:: MATERIAL FOR THIS EXERCISE ::

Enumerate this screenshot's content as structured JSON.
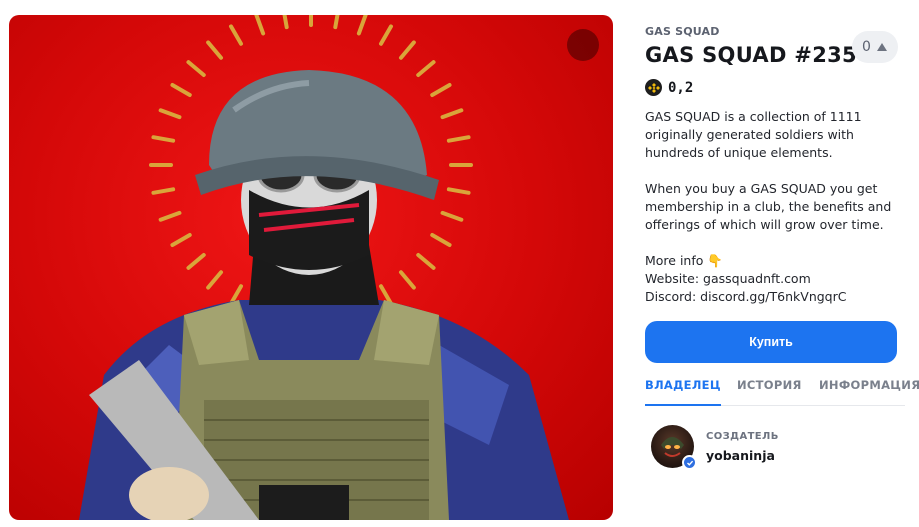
{
  "collection": {
    "name": "GAS SQUAD"
  },
  "item": {
    "title": "GAS SQUAD #235"
  },
  "likes": {
    "count": "0"
  },
  "price": {
    "value": "0,2",
    "currency_icon": "bnb-coin-icon"
  },
  "description": {
    "p1": "GAS SQUAD is a collection of 1111 originally generated soldiers with hundreds of unique elements.",
    "p2": "When you buy a GAS SQUAD you get membership in a club, the benefits and offerings of which will grow over time.",
    "more_info": "More info 👇",
    "website": "Website: gassquadnft.com",
    "discord": "Discord: discord.gg/T6nkVngqrC"
  },
  "actions": {
    "buy_label": "Купить"
  },
  "tabs": [
    {
      "label": "ВЛАДЕЛЕЦ"
    },
    {
      "label": "ИСТОРИЯ"
    },
    {
      "label": "ИНФОРМАЦИЯ"
    }
  ],
  "creator": {
    "role": "СОЗДАТЕЛЬ",
    "name": "yobaninja"
  },
  "colors": {
    "accent": "#1d74f0",
    "art_background": "#d40808",
    "coin": "#f0b90b"
  }
}
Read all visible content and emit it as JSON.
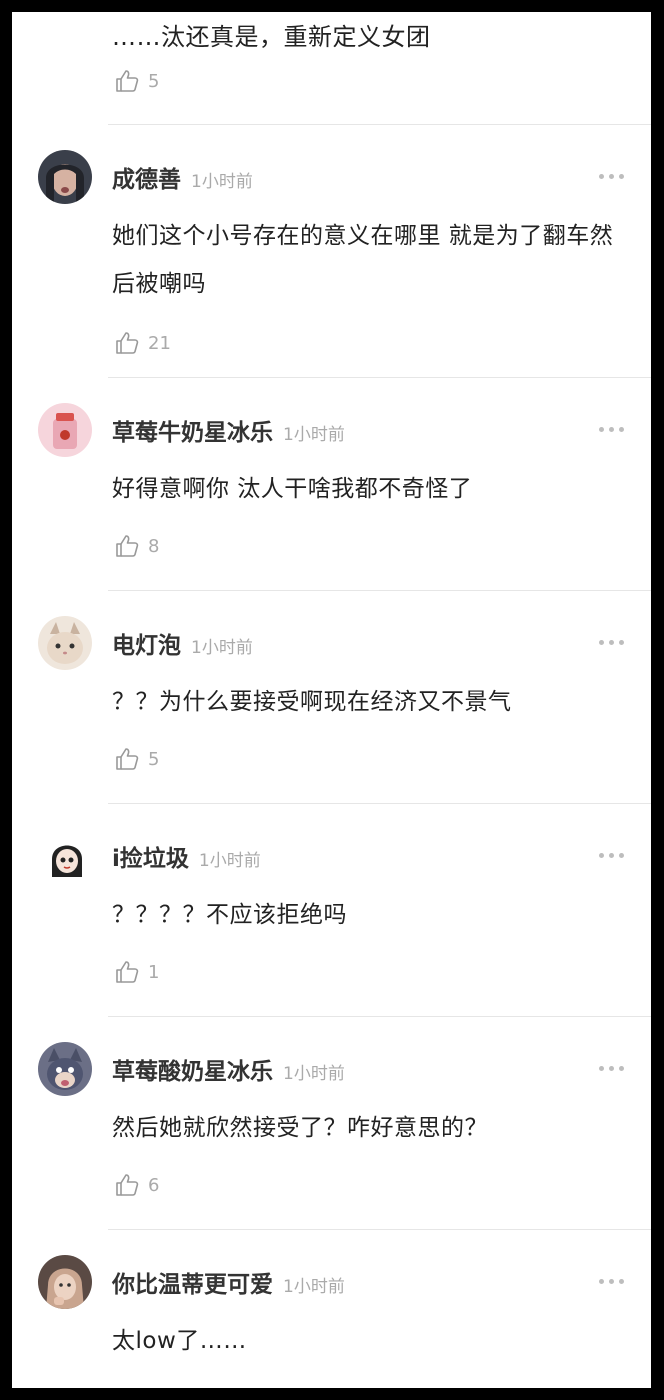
{
  "partial_comment": {
    "text": "……汰还真是，重新定义女团",
    "likes": "5"
  },
  "comments": [
    {
      "username": "成德善",
      "time": "1小时前",
      "text": "她们这个小号存在的意义在哪里 就是为了翻车然后被嘲吗",
      "likes": "21",
      "avatar_colors": [
        "#3a3f4a",
        "#c9a89a"
      ]
    },
    {
      "username": "草莓牛奶星冰乐",
      "time": "1小时前",
      "text": "好得意啊你  汰人干啥我都不奇怪了",
      "likes": "8",
      "avatar_colors": [
        "#f3c8d2",
        "#d9534f"
      ]
    },
    {
      "username": "电灯泡",
      "time": "1小时前",
      "text": "？？为什么要接受啊现在经济又不景气",
      "likes": "5",
      "avatar_colors": [
        "#e8dcd0",
        "#b39a85"
      ]
    },
    {
      "username": "i捡垃圾",
      "time": "1小时前",
      "text": "？？？？不应该拒绝吗",
      "likes": "1",
      "avatar_colors": [
        "#ffffff",
        "#222222"
      ]
    },
    {
      "username": "草莓酸奶星冰乐",
      "time": "1小时前",
      "text": "然后她就欣然接受了？咋好意思的？",
      "likes": "6",
      "avatar_colors": [
        "#4a4f66",
        "#c08a8a"
      ]
    },
    {
      "username": "你比温蒂更可爱",
      "time": "1小时前",
      "text": "太low了……",
      "likes": "",
      "avatar_colors": [
        "#6b5a52",
        "#d7b8a6"
      ]
    }
  ],
  "icons": {
    "like": "thumbs-up-icon",
    "more": "more-icon"
  },
  "colors": {
    "text": "#222222",
    "username": "#333333",
    "muted": "#aaaaaa",
    "divider": "#e6e6e6",
    "background": "#ffffff"
  }
}
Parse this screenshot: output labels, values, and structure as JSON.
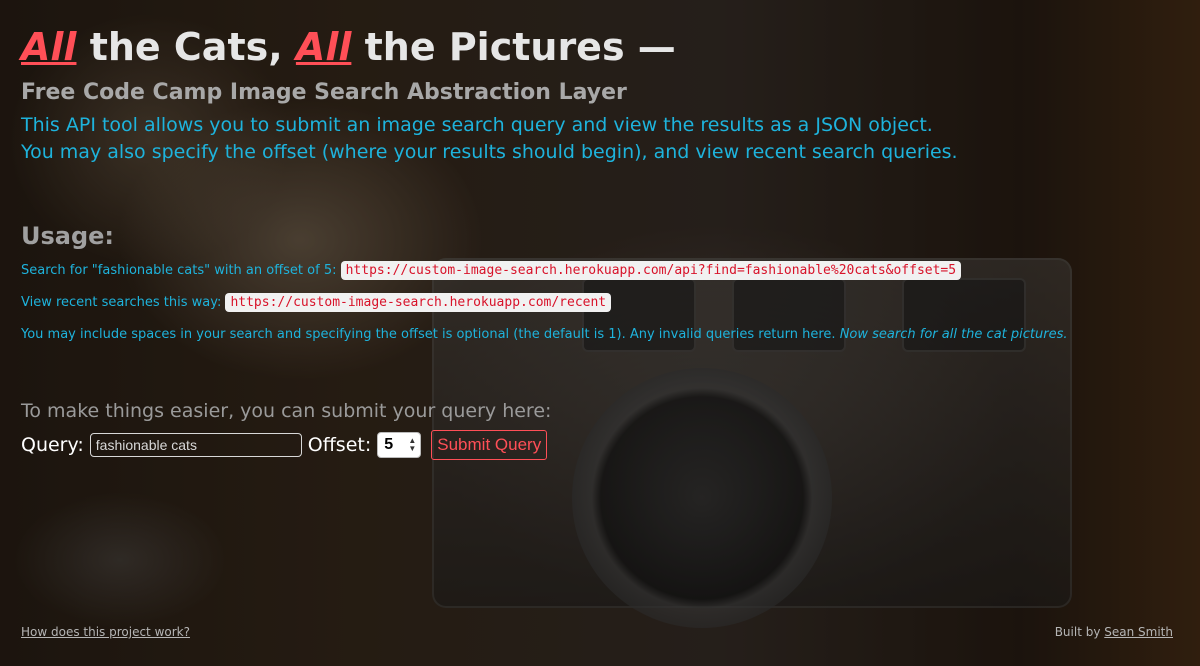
{
  "header": {
    "title_em_1": "All",
    "title_part_1": " the Cats, ",
    "title_em_2": "All",
    "title_part_2": " the Pictures —",
    "subtitle": "Free Code Camp Image Search Abstraction Layer",
    "intro_line_1": "This API tool allows you to submit an image search query and view the results as a JSON object.",
    "intro_line_2": "You may also specify the offset (where your results should begin), and view recent search queries."
  },
  "usage": {
    "heading": "Usage:",
    "search_label": "Search for \"fashionable cats\" with an offset of 5: ",
    "search_url": "https://custom-image-search.herokuapp.com/api?find=fashionable%20cats&offset=5",
    "recent_label": "View recent searches this way: ",
    "recent_url": "https://custom-image-search.herokuapp.com/recent",
    "note": "You may include spaces in your search and specifying the offset is optional (the default is 1). Any invalid queries return here. ",
    "note_em": "Now search for all the cat pictures."
  },
  "form": {
    "hint": "To make things easier, you can submit your query here:",
    "query_label": "Query:",
    "query_value": "fashionable cats",
    "offset_label": "Offset:",
    "offset_value": "5",
    "submit_label": "Submit Query"
  },
  "footer": {
    "how_link": "How does this project work?",
    "built_by": "Built by ",
    "author": "Sean Smith"
  },
  "colors": {
    "accent_red": "#ff4f57",
    "accent_blue": "#1eb3dc",
    "code_red": "#d8132a"
  }
}
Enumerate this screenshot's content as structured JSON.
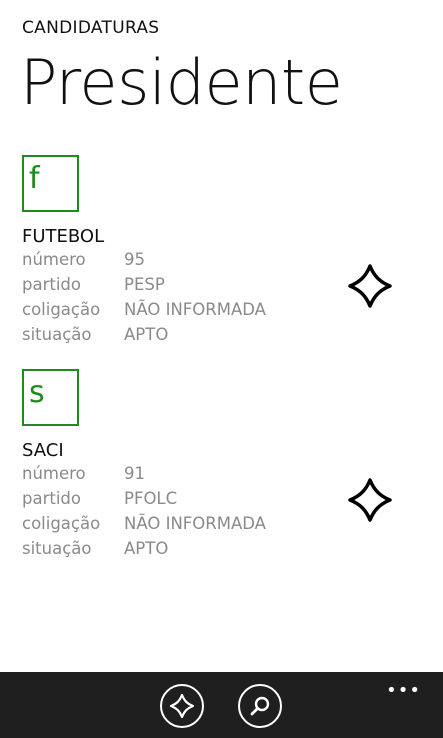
{
  "header": {
    "app_title": "CANDIDATURAS",
    "page_title": "Presidente"
  },
  "labels": {
    "numero": "número",
    "partido": "partido",
    "coligacao": "coligação",
    "situacao": "situação"
  },
  "candidates": [
    {
      "initial": "f",
      "name": "FUTEBOL",
      "numero": "95",
      "partido": "PESP",
      "coligacao": "NÃO INFORMADA",
      "situacao": "APTO",
      "favorite_icon": "diamond-outline-icon"
    },
    {
      "initial": "s",
      "name": "SACI",
      "numero": "91",
      "partido": "PFOLC",
      "coligacao": "NÃO INFORMADA",
      "situacao": "APTO",
      "favorite_icon": "diamond-outline-icon"
    }
  ],
  "appbar": {
    "buttons": [
      {
        "icon": "diamond-icon"
      },
      {
        "icon": "search-icon"
      }
    ],
    "more": "•••"
  },
  "colors": {
    "accent": "#1f8b1f",
    "appbar_bg": "#1f1f1f",
    "secondary_text": "#8a8a8a"
  }
}
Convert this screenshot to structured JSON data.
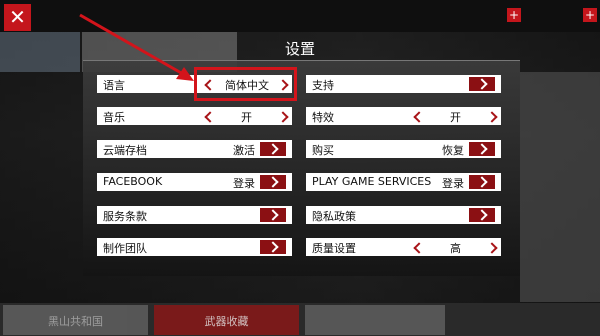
{
  "dialog": {
    "title": "设置"
  },
  "settings": {
    "left": [
      {
        "label": "语言",
        "value": "简体中文",
        "control": "selector"
      },
      {
        "label": "音乐",
        "value": "开",
        "control": "selector"
      },
      {
        "label": "云端存档",
        "value": "激活",
        "control": "button"
      },
      {
        "label": "FACEBOOK",
        "value": "登录",
        "control": "button"
      },
      {
        "label": "服务条款",
        "value": "",
        "control": "button"
      },
      {
        "label": "制作团队",
        "value": "",
        "control": "button"
      }
    ],
    "right": [
      {
        "label": "支持",
        "value": "",
        "control": "button"
      },
      {
        "label": "特效",
        "value": "开",
        "control": "selector"
      },
      {
        "label": "购买",
        "value": "恢复",
        "control": "button"
      },
      {
        "label": "PLAY GAME SERVICES",
        "value": "登录",
        "control": "button"
      },
      {
        "label": "隐私政策",
        "value": "",
        "control": "button"
      },
      {
        "label": "质量设置",
        "value": "高",
        "control": "selector"
      }
    ]
  },
  "background_tabs": [
    "黑山共和国",
    "武器收藏",
    ""
  ],
  "colors": {
    "accent": "#c4161c",
    "button": "#8b1013",
    "row": "#ffffff"
  },
  "icons": {
    "close": "close-icon",
    "plus": "plus-icon"
  }
}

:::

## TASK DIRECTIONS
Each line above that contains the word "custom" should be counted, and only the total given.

## SOLUTION TO THE EXERCISE
2